What we do know is that this issue has moved closer to acceptance than rejection in recent years on a national level. What we do know is that colleges and universities which have to admit students regardless of race, creed, color, national origin or sexual preference, support it.
At the least, Indiana has to acknowledge the legal relationship of couples in civil unions, particularly if couples are legally united in other states. There are legal reasons for this that affect a number of aspects of our lives, including estate planning. In the big picture, Hoosiers will have to ask themselves if endorsing marriage in any form, between any two people, is a bad thing even if it is in a monogamous, same-sex relationship, or if it is an exclusive thing.
It is interesting to note that a former assistant girls basketball coach at Logansport High School, Stephanie White, went on record supporting same-sex marriage. White, like many gay or lesbian Americans, is not only in a same-sex relationship, but parenting children. She is a color analyst for the Indiana Fever in the WNBA and travels to other WNBA cities in states where same-sex marriage is permitted.
It wasn’t that long ago that a NBA player stepped forward to admit that he was gay. Just this week, a University of Missouri defensive lineman who was the Southeast Conference Defensive Player of the Year announced he is gay.
In fact, this is not a Democrat, Republican or independent issue. It’s an Indiana issue that will be decided for now by a Legislature and governor of the same party, the Republican Party. It would be a false generalization to say that all Republicans are straight or that all gay and lesbian Americans are Democrats or independents. Fundamentally, it is an issue that really is less about what people practice religiously in their faith and more about the concept of adopting a law that in any way denies rights to a certain segment of our population who are otherwise law-abiding, taxpaying citizens.

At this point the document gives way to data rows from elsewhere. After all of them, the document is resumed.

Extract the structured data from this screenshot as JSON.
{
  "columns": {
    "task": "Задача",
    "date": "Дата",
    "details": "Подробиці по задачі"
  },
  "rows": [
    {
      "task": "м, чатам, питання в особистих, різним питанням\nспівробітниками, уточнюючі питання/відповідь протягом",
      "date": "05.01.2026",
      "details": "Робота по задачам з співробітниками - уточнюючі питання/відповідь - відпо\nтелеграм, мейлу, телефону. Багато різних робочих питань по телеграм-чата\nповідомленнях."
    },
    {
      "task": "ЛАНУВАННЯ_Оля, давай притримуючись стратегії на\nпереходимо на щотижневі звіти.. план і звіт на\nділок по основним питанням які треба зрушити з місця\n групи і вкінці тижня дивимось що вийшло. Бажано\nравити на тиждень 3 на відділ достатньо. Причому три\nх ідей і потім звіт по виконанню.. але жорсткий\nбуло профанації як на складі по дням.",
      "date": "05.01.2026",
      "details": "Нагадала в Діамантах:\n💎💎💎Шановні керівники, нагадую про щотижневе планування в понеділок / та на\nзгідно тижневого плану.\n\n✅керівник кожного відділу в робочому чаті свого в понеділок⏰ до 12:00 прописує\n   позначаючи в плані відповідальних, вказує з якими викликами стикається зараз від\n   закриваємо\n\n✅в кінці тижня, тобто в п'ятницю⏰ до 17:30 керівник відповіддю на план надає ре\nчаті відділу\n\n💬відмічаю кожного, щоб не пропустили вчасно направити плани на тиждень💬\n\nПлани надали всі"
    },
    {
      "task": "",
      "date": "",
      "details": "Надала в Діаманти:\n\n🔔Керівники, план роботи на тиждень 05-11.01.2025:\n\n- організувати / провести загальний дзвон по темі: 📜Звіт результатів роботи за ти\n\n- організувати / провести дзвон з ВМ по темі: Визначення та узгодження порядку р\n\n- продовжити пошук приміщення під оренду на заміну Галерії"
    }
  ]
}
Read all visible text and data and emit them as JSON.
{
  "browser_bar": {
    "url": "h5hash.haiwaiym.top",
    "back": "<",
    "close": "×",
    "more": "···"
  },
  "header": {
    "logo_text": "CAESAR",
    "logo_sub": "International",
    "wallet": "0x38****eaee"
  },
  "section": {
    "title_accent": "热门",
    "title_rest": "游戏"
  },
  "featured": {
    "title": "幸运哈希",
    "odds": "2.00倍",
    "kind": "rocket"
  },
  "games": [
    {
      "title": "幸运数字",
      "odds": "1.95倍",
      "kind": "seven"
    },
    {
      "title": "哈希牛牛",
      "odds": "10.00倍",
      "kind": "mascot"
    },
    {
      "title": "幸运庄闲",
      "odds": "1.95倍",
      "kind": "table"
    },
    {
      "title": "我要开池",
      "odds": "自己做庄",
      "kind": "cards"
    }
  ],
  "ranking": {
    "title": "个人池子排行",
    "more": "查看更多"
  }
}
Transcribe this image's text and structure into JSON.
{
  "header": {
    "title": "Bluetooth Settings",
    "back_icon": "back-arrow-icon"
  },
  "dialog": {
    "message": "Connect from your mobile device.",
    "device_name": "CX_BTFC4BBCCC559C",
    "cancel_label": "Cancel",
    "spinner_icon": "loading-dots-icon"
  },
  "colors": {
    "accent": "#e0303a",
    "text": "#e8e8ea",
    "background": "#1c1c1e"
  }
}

What may the most accurate statement at this point in the legislative process is that legislators aren’t sure where they are with the issue, and that may reflect where the electorate is, too.
Dave Kitchell is a columnist for the Pharos-Tribune. He can be reached at email@example.com.